The Federal Trade Commission (FTC) announced on October 22, 2008 that it would delay enforcement of its Identity Theft Red Flag Rules (the “Red Flag Rules”) until May 1, 2009, given the extent to which the Red Flag Rules apply to entities not traditionally regulated by the FTC. The Red Flag Rules were issued as part of the Fair and Accurate Credit Transactions (FACT) Act of 2003. Generally, the Red Flag Rules require creditors to create and implement written identity theft prevention programs, which were to have been in place by November 1, 2008, and which must provide for the identification, detection and response to patterns, practices, or specific activities, or “Red Flags,” that could be a sign of identity theft.
The reason for the expansive reach of the Red Flag Rules is due to its broad definition of the term “creditor.” Under the Red Flag Rules, a “creditor” includes any entity that regularly extends, renews or continues credit; any entity that regularly arranges for the extension, renewal, or continuation of credit; or any assignee of an original creditor who is involved in the decision to extend, renew, or continue credit. The term “regularly” is not defined by the Red Flag Rules, but for purposes of the Federal Reserve Board’s regulations under the Truth in Lending Act, a person “‘regularly’ extends consumer credit only if it extended credit [other than credit transactions secured by the consumer’s principal dwelling] more than 25 times (or more than five times for transactions secured by a dwelling) in the preceding calendar year.

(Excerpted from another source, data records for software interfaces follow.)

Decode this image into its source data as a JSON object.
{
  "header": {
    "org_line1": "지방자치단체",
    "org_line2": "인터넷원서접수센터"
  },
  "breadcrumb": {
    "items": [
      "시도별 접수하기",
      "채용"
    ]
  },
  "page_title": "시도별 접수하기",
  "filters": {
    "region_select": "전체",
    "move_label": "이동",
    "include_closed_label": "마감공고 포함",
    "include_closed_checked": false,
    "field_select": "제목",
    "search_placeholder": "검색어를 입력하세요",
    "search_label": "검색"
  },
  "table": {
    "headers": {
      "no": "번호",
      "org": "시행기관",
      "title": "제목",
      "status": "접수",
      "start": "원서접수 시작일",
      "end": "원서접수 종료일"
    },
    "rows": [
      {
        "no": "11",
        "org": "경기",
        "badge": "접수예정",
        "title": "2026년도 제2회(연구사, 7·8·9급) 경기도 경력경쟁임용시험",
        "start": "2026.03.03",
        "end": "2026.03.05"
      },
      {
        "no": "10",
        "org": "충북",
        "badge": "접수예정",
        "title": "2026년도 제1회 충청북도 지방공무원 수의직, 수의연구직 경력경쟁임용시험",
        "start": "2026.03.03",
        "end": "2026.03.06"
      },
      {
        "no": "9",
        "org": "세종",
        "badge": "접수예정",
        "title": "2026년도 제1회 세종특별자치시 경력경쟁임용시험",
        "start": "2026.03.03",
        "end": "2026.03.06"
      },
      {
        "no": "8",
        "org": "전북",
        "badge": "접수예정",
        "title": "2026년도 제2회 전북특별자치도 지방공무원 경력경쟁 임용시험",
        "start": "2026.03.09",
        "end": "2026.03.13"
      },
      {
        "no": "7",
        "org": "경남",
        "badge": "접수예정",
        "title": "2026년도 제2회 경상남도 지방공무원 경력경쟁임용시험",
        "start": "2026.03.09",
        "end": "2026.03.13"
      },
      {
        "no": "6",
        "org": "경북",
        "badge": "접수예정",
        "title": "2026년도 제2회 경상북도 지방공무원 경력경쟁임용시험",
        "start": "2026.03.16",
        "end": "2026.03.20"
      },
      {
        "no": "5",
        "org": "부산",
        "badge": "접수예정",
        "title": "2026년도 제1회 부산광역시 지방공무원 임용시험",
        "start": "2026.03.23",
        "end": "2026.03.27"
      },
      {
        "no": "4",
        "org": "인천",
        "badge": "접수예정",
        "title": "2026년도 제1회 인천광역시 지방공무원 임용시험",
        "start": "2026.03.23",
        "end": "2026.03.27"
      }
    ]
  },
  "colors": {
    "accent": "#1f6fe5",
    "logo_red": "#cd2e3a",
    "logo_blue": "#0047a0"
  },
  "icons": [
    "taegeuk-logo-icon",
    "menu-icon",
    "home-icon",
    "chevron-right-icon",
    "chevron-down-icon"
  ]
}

If a person did not meet these numerical standards in the preceding calendar year, the numerical standards shall be applied to the current calendar year.” If a similar interpretation of “regularly” were applied to the Red Flag Rules, any entity that extends consumer credit more than 25 times in the preceding calendar year (or the current calendar year) would be considered a “creditor,” and hence be subject to the Red Flag Rules. (Note that, unlike the FTC, the Federal Reserve Board will expressly exempt retirement plan loans from the Truth in Lending Act, beginning on July 1, 2010. See page 8 for more information.)
401(k) plans that allow in-service loans may find themselves among the entities affected by this expansive definition of “creditor,” as a plan loan to a participant is an extension of credit to that participant. If a 401(k) plan makes loans to more than 25 participants from the 401(k) plan in a given plan year, that plan may be subject to the Red Flag Rules.
If a 401(k) plan determines that it is subject to the Red Flag Rules, it must develop a written program which identifies and detects the relevant warning signs (“Red Flags”) of identity theft. This program must include reasonable policies and procedures to:
- Identify relevant Red Flags for the 401(k) plan accounts, and incorporate those Red Flags into the program;
- Detect Red Flags which have been so incorporated;
- Respond appropriately to any Red Flags which are detected to prevent and mitigate identity theft; and
- Ensure the program (including the incorporated Red Flags) are updated periodically to reflect new issues regarding identity theft.
Examples of “Red Flags” suggested by the FTC generally fall into five categories, which include alerts, notifications, or other warnings received from consumer reporting agencies or service providers, such as fraud detection services; the presentation of suspicious documents; the presentation of suspicious personal identifying information (such as a suspicious address change); the unusual use of, or other suspicious activity related to, a covered account and notice from customers, victims of identity theft, law enforcement activities, or other persons regarding possible identity theft in connection with covered accounts held by the financial institution or creditor.
The FTC has indicated that the nature of the written program should depend on the complexity, size and nature of the creditor’s business. As a result, a 401(k)’s written program might well be relatively straightforward.
Once the Red Flag Rules become effective on May 1, 2009, creditors (including 401(k) plans) which have not developed the written program required by the Red Flag Rules may be subject to penalties of up to US$2,500 for each independent violation.